Find the lines holding the string "Developer" in the data, then copy all of them.

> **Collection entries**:
━━━━━━━━━━━━━━━━━━━━

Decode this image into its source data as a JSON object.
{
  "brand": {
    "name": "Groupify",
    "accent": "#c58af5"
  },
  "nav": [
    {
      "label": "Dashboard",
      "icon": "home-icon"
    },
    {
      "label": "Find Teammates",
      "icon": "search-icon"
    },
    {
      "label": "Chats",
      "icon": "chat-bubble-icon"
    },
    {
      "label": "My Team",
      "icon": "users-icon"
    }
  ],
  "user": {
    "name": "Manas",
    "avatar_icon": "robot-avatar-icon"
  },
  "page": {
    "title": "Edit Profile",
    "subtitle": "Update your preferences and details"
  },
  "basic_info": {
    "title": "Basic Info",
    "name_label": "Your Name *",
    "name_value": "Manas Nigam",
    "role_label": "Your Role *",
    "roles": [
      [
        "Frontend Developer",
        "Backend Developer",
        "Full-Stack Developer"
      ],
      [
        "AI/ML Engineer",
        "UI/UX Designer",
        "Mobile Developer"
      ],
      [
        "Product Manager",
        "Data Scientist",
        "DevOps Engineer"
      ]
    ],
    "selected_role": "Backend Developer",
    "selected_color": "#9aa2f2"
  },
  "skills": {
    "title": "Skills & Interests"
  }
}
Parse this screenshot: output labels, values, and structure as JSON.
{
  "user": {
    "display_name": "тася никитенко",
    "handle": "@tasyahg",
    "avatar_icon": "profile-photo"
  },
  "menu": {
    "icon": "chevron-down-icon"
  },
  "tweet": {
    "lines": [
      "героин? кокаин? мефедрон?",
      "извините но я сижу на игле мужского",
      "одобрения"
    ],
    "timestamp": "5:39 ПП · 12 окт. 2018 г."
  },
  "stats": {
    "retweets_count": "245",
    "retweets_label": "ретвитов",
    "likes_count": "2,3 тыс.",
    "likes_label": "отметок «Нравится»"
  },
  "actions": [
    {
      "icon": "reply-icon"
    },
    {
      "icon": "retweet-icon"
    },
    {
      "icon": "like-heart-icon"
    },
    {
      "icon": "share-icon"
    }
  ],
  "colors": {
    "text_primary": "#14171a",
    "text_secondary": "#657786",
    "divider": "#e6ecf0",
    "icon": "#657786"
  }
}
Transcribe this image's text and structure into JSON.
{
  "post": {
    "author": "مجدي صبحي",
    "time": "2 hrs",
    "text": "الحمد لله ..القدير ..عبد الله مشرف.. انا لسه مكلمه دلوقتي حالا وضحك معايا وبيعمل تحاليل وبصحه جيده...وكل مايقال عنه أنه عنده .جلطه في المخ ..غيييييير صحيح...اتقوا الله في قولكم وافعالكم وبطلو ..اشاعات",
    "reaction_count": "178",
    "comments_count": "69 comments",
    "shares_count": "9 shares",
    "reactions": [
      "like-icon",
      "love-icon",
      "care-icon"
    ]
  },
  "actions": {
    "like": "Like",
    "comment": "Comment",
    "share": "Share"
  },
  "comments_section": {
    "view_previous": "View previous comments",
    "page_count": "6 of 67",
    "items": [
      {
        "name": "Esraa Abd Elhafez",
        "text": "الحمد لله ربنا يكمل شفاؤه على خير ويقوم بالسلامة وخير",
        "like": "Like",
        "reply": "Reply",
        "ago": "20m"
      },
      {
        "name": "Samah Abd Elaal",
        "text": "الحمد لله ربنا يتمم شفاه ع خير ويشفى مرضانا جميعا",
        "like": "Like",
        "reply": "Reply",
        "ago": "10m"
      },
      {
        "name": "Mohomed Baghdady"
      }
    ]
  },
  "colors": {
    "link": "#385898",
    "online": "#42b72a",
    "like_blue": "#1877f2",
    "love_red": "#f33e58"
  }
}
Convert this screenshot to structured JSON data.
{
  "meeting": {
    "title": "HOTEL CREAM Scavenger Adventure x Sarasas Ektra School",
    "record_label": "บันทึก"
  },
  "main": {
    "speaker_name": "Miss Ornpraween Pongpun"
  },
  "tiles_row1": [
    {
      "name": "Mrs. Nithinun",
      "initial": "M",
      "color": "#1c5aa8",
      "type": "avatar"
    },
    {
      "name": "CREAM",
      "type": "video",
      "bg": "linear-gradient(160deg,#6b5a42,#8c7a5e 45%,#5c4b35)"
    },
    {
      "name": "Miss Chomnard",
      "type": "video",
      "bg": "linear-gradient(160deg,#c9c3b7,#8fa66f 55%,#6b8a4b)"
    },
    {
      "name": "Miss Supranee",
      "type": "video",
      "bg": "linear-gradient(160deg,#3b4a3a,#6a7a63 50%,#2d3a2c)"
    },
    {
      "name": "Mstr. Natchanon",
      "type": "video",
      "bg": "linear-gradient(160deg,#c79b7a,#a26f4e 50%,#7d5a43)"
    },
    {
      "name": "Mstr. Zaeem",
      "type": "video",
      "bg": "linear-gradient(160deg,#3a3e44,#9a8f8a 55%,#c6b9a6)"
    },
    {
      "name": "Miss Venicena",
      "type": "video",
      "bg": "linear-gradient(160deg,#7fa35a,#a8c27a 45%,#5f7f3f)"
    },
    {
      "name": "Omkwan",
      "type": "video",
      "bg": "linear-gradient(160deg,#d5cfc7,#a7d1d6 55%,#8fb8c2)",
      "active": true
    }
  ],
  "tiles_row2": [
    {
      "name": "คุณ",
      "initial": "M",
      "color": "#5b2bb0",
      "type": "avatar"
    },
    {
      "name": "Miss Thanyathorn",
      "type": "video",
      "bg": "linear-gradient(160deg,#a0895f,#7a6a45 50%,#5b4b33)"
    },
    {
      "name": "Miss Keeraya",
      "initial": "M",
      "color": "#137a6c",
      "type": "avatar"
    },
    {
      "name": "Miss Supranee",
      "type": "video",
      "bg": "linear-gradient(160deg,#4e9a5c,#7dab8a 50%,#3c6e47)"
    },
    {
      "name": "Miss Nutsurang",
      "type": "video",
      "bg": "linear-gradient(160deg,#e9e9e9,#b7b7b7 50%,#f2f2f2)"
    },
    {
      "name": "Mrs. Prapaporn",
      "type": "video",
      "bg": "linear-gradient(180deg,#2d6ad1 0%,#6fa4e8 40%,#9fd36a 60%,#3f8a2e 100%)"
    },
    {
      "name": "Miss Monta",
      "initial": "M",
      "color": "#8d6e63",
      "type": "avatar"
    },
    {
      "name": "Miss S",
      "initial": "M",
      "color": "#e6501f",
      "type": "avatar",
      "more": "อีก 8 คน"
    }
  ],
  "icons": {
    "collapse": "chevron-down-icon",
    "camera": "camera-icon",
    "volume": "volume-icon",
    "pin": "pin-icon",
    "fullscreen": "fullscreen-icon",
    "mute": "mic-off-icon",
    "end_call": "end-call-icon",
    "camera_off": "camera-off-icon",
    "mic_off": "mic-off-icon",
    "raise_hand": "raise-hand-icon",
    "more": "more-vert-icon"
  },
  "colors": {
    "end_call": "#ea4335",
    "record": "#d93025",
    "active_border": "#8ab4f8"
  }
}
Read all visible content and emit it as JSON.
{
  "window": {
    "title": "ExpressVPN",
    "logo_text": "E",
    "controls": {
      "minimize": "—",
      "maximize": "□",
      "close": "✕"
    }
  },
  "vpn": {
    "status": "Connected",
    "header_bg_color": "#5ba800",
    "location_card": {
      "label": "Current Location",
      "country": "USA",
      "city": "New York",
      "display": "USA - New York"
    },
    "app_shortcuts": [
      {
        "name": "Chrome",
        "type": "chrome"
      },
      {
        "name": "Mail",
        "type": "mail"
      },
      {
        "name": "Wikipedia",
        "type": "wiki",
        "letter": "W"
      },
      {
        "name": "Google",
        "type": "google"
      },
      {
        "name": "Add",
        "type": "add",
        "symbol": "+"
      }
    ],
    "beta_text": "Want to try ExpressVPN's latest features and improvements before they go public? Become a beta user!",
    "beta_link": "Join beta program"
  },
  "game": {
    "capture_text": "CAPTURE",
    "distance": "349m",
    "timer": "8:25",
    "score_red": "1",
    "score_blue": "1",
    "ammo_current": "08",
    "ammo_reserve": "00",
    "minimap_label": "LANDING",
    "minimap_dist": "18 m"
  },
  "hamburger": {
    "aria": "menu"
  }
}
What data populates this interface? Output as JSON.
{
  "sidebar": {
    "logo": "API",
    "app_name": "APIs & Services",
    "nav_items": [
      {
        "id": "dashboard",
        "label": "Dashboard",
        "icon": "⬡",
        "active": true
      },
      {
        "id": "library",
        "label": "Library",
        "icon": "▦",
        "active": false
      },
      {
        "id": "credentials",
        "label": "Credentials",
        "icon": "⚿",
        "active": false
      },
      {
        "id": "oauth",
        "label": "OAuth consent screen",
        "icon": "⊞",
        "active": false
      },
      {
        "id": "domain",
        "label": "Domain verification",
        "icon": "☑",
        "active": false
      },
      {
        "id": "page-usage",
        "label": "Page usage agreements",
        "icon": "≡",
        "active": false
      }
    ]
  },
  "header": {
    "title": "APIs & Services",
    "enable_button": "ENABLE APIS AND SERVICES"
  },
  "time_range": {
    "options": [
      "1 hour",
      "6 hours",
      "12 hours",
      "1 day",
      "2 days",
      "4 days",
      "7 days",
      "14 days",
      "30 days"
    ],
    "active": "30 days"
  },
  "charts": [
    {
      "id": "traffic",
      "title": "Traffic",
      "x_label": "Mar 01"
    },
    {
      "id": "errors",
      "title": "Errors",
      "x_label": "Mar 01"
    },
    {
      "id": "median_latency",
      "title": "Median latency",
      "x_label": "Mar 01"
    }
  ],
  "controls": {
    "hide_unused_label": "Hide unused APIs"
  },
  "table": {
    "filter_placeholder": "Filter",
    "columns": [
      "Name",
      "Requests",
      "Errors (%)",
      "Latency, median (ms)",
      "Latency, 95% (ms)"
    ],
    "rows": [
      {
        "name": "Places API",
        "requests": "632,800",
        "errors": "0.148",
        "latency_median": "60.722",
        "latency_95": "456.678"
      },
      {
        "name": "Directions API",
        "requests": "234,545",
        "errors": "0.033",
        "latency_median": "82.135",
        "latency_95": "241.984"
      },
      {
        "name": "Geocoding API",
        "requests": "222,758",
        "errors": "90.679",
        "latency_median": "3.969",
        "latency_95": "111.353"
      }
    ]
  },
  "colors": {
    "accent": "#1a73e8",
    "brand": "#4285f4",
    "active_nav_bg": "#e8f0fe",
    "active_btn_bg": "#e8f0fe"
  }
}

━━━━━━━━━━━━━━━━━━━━

> **SOLUTION FOR THIS EXERCISE**:
        "Frontend Developer",
        "Backend Developer",
        "Full-Stack Developer"
        "Mobile Developer"
    "selected_role": "Backend Developer",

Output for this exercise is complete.